The risk of fragility fractures is increased in people with both type 1 and type 2 diabetes. While guidance for the evaluation and management of fracture risk in these patients has been recently proposed by an International Osteoporosis Foundation (IOF) working group, a new review now examines a range of biochemical markers, and considers their potential role in helping clinicians further evaluate fracture risk.
The review ‘Biochemical Markers of Bone Fragility in Patients with Diabetes’ has been authored by an expert working group of the International Osteoporosis Foundation (IOF) and the European Calcified Tissue Society (ECTS).
Professor Christian Meier, lead author and Co-Chair of the IOF Bone and Diabetes Working Group, stated:
“Biochemical markers play an important role in the management of osteoporosis, but their role in diabetic bone disease is less clear. The aim of the Working Group was to evaluate the numerous biochemical markers that reflect bone and/or glucose metabolism in type 1 and type 2 diabetes and to identify which of these markers would be most valuable in assessing bone health and fracture risk and guiding patient care in diabetes. In our extensive review of the literature, we looked at the key findings of studies on Bone Turnover Markers (BTMs) and the effects of diabetes medications such as metformin, sulfonylureas, thiazolidinediones, incretin-based therapies, and sodium glucoses co-transporter 2 inhibitors, as well as hormones.”
The review finds:
- Although bone resorption and bone formation markers are poor predictors of fracture risk in diabetes, osteoporosis drugs seem to change bone turnover markers (BTMs) in diabetics similarly to nondiabetics, with similar reductions in fracture risk.
- Several biochemical markers and hormonal levels related to bone and glucose metabolism have been correlated with bone mineral density and/or fracture risk in diabetes, including osteocyte-related markers such as sclerostin, glycated hemoglobin A1c (HbA1c) and advanced glycation end products (AGEs), proinflammatory markers, and adipokines, as well as insulin-like growth factor-1 (IGF-1) and calciotropic hormones.
- Currently, only HbA1c levels seem to provide a reliable estimate of fracture risk, while BTMs could be used to monitor the effects of antiosteoporosis therapy.
Professor Serge Ferrari, Co-chair of the IOF Bone and Diabetes Working Group, added:
“This review of biomarkers highlights the importance of low bone turnover in the pathogenesis of diabetic bone disease and points to alterations in bone quality as well to the most promising biochemical markers.

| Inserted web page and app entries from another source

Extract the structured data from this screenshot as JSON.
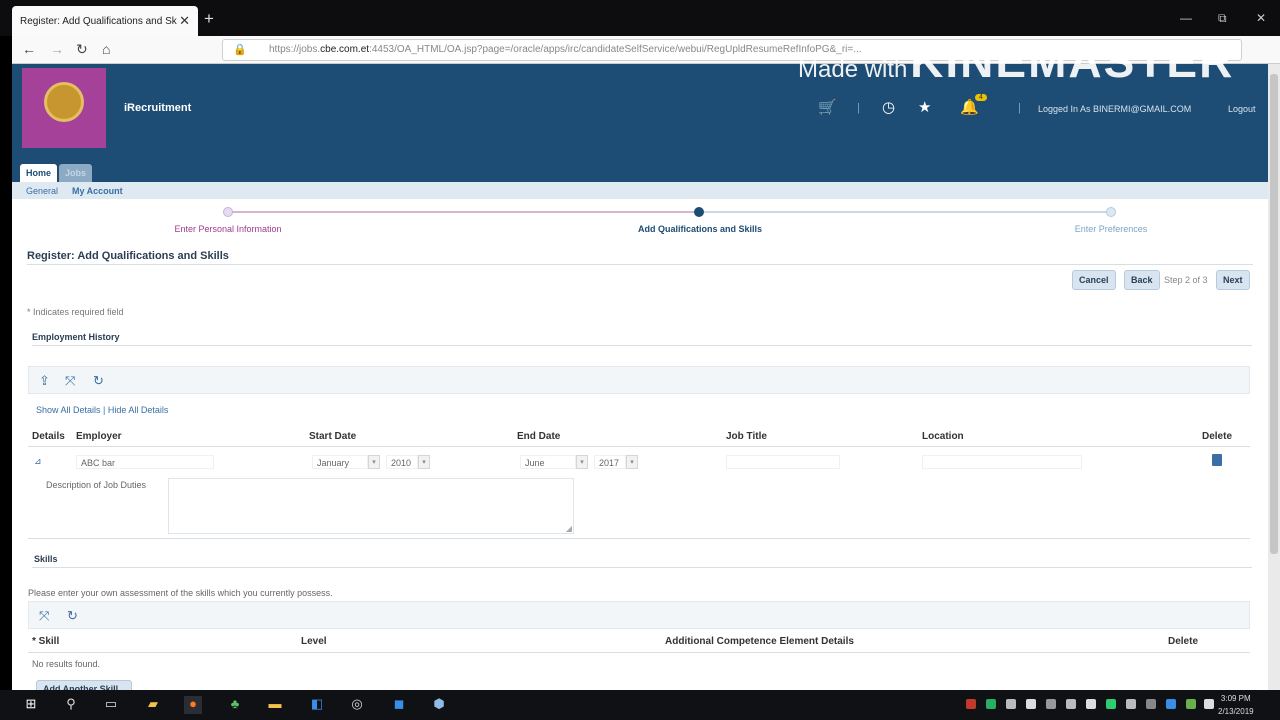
{
  "browser": {
    "tab_title": "Register: Add Qualifications and Sk",
    "tab_close": "✕",
    "new_tab": "+",
    "url_prefix": "https://jobs.",
    "url_domain": "cbe.com.et",
    "url_rest": ":4453/OA_HTML/OA.jsp?page=/oracle/apps/irc/candidateSelfService/webui/RegUpldResumeRefInfoPG&_ri=...",
    "window_controls": [
      "—",
      "⧉",
      "✕"
    ]
  },
  "watermark": {
    "prefix": "Made with",
    "brand": "KINEMASTER"
  },
  "header": {
    "app_title": "iRecruitment",
    "notification_count": "4",
    "logged_in": "Logged In As BINERMI@GMAIL.COM",
    "logout": "Logout",
    "tabs": [
      "Home",
      "Jobs"
    ],
    "subnav": [
      "General",
      "My Account"
    ]
  },
  "train": {
    "steps": [
      "Enter Personal Information",
      "Add Qualifications and Skills",
      "Enter Preferences"
    ]
  },
  "page_title": "Register: Add Qualifications and Skills",
  "actions": {
    "cancel": "Cancel",
    "back": "Back",
    "step": "Step 2 of 3",
    "next": "Next"
  },
  "required_note": "* Indicates required field",
  "employment": {
    "section_title": "Employment History",
    "show_hide": "Show All Details | Hide All Details",
    "columns": [
      "Details",
      "Employer",
      "Start Date",
      "End Date",
      "Job Title",
      "Location",
      "Delete"
    ],
    "row": {
      "employer": "ABC bar",
      "start_month": "January",
      "start_year": "2010",
      "end_month": "June",
      "end_year": "2017",
      "job_title": "",
      "location": ""
    },
    "description_label": "Description of Job Duties"
  },
  "skills": {
    "section_title": "Skills",
    "instructions": "Please enter your own assessment of the skills which you currently possess.",
    "columns": [
      "* Skill",
      "Level",
      "Additional Competence Element Details",
      "Delete"
    ],
    "empty": "No results found.",
    "add_button": "Add Another Skill"
  },
  "clock": {
    "time": "3:09 PM",
    "date": "2/13/2019"
  }
}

Nevertheless, it is clear that further research is needed. So far only glycemic control, AGEs, and serum IGF-1 seem to have potential for fracture prediction in patients with diabetes. Other biomarkers, such as periostin, which have been associated with bone microstructure and fragility fractures, or circulating dipeptidyl peptidase inhibitor 4, potentially associated with vascular disease in diabetes, are also under investigation.”
Professor Nicholas Harvey, Chair of the IOF Committee of Scientific Advisors, concluded:
“We thank the IOF and ECTS Working Group members for their valuable work and ongoing collaboration. As bone fragility is a substantial concern for individuals with diabetes, identifying which biochemical markers have the most predictive value could have far-reaching implications for the early detection and prevention of bone-related complications in these patients.”
Meier, C., Eastell, R., Pierroz, D. D., Lane, N. E., Al-Daghri, N., Suzuki, A., Napoli, N., Mithal, A., Chakhtoura, M., El-Hajj Fuleihan, G., & Ferrari, S. (2023). Biochemical Markers of Bone Fragility in Patients With Diabetes. The Journal of Clinical Endocrinology & Metabolism, dgad255. https://doi.org/10.1210/clinem/dgad255
Ferrari SL, Abrahamsen B, Napoli N, et al. Diagnosis and management of bone fragility in diabetes: an emerging challenge. Osteoporos Int. 2018;29(12):2585-2596. https://link.springer.com/article/10.1007/s00198-018-4650-2
The International Osteoporosis Foundation (IOF) is the world's largest nongovernmental organization dedicated to the prevention, diagnosis and treatment of osteoporosis and related musculoskeletal diseases. IOF members, which include committees of scientific researchers as well as more than 320 patient, medical and research societies, work together to make fracture prevention and healthy mobility a worldwide heath care priority. www.osteoporosis.foundation @iofbonehealth